“In the field of the history of science Allen G. Debus deserves to be ranked among the innovators. In his pioneering studies, he has presented such figures as Paracelseus and Robert Fludd as subjects worthy of study. Within a domain that was dominated by physics and astronomy, he saw a space for chemistry. He has placed the history of medicine within a wider scientific, religious, and philosophical context and has characterized chemical philosophy as a third force between the declining Aristotelianism and the rising mechanical philosophy . . . In this volume, Debus retraces the principal results of his studies, specifically focusing on the debate between chemistry and medicine, a debate that was triggered in the 16th century by the appearance of the Paracelsian oeuvre an that was far from concluded at the end of the eighteenth century.” —HYLE

“ . . . This book is not simply an eclectic compilation of writings from early chemistry. Its principal theme is to show that there was a continuous chemical tradition fuelled by Paracelsian origins even after they had been repudiated. This tradition, he rightly insists, had particularly strong links to medicine. As usual Debus writes clearly and punctuates his texts with numerous quotes from primary sources . . . For many it could form a valuable introduction to the subject.” —Bull. Hist. Chem.
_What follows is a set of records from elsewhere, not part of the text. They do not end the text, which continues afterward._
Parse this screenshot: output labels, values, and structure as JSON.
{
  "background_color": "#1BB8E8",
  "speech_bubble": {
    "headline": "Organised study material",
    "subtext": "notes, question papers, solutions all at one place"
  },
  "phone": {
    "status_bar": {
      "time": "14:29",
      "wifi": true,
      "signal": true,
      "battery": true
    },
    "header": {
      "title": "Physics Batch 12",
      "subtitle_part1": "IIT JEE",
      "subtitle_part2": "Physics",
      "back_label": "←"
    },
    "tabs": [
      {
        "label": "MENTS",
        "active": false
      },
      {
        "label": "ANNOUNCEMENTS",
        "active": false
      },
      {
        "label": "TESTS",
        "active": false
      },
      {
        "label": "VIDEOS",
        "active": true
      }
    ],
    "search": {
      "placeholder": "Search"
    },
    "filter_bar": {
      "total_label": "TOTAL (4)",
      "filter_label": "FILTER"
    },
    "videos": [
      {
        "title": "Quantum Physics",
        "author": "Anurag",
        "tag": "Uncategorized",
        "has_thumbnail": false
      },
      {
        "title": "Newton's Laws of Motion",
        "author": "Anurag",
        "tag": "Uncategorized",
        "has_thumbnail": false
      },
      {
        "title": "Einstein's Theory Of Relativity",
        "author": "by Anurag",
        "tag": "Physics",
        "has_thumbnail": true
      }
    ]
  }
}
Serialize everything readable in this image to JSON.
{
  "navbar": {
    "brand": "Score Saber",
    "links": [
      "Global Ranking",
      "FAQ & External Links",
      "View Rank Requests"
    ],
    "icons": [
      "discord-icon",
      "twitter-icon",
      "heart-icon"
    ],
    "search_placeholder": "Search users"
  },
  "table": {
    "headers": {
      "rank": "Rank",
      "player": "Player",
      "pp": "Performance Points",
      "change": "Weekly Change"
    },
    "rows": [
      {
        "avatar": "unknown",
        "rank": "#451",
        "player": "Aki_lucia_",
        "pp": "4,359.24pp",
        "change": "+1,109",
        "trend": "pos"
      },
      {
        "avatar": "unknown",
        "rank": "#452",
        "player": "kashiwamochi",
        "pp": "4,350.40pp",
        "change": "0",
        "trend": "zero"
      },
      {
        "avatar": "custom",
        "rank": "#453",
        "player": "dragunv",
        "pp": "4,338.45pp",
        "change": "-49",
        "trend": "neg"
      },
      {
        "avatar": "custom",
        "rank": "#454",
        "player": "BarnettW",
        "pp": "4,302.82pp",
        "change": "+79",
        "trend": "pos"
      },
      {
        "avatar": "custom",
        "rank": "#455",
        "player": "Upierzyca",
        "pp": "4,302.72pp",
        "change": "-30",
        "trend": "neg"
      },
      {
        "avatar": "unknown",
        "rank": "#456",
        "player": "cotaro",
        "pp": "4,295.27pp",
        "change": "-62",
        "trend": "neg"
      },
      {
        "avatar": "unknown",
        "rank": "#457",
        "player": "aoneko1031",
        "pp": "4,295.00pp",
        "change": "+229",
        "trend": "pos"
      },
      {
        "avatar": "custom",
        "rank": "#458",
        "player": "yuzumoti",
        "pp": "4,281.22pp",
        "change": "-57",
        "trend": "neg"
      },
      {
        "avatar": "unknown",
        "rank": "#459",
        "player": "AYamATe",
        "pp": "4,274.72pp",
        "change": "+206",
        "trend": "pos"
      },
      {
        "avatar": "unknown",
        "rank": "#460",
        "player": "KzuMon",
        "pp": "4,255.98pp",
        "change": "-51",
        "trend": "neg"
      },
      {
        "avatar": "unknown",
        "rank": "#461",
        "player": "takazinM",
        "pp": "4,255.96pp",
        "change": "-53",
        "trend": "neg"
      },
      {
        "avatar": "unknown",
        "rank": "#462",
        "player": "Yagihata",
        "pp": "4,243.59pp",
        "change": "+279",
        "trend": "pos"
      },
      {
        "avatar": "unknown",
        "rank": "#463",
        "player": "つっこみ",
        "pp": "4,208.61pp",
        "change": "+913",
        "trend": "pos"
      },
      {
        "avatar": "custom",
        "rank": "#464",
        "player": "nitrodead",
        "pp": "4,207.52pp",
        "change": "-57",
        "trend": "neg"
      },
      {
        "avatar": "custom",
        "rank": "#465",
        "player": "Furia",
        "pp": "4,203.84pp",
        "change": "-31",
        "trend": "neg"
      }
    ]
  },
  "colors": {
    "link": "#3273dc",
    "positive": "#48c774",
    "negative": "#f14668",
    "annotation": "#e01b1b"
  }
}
“ . . . From Helmont through Willis to Stahl, Debus casts his chemical light into some hitherto unexplored areas of emerging medical theory. He offers a fascinating Spanish digression, for example. This volume provides a good introduction to the large body of Debuss work, over the past four decades, and a reminder that the scientific claims of Paracelsus had been pretty much exhausted by the time that Jungians established what Szulakowska calls a new school of alchemy.” —Cauda Pavonis

“ . . . Just as Coleridge went to Humphry Davy’s lectures to improve his stock of metaphors, so those working on seventeenth-century literature will find here some fascinating background material presented with deep scholarship. Do read it.” —David Knight

“In Chemistry and Medical Debate, Allen Debus (Morris Fishbein Professor Emeritus of the History of Science and Medicine, University of Chicago) offers an erudite and engaging discussion of the chemical philosophy of the followers of Paracelsus and van Helmont as it affected the development and practice of medicine. Professor Debus articulately describes the complex relationship of chemistry and medicine in the seventeenth and early eighteenth centuries by way of providing the reader with a clear and accurate understanding of the background to modern chemistry…an impressive work of outstanding scholarship and a highly recommended, core contribution to the study of the history of medicine.” —The Midwest Book Review

“ . . . Allen Debus has produced a wonderful survey of chemical-medical debate in the early modern era and has opened up avenues for further inquiry by future historians . . . Science History Publications did not serve this volume well when it neglected to print whatever text ought to have been found on page 30.” —Isis

The missing text:
…iatrochemists and iatrophysicists). To a large extent this is due to the influence of Jean Baptiste van Helmont and it is to him that we turn next.

“ . . . a most interesting study that contains a wealth of information about an aspect of the Scientific Revolution that had been neglected until the research of Debus himself. This research has inspired others to take up the study of sixteenth- and seventeenth-century chemistry and alchemy, indeed to the point of producing what is now quite an industry. It is good to see that the master himself is still in good form. The book is beautifully illustrated.” —J. Hist. Med.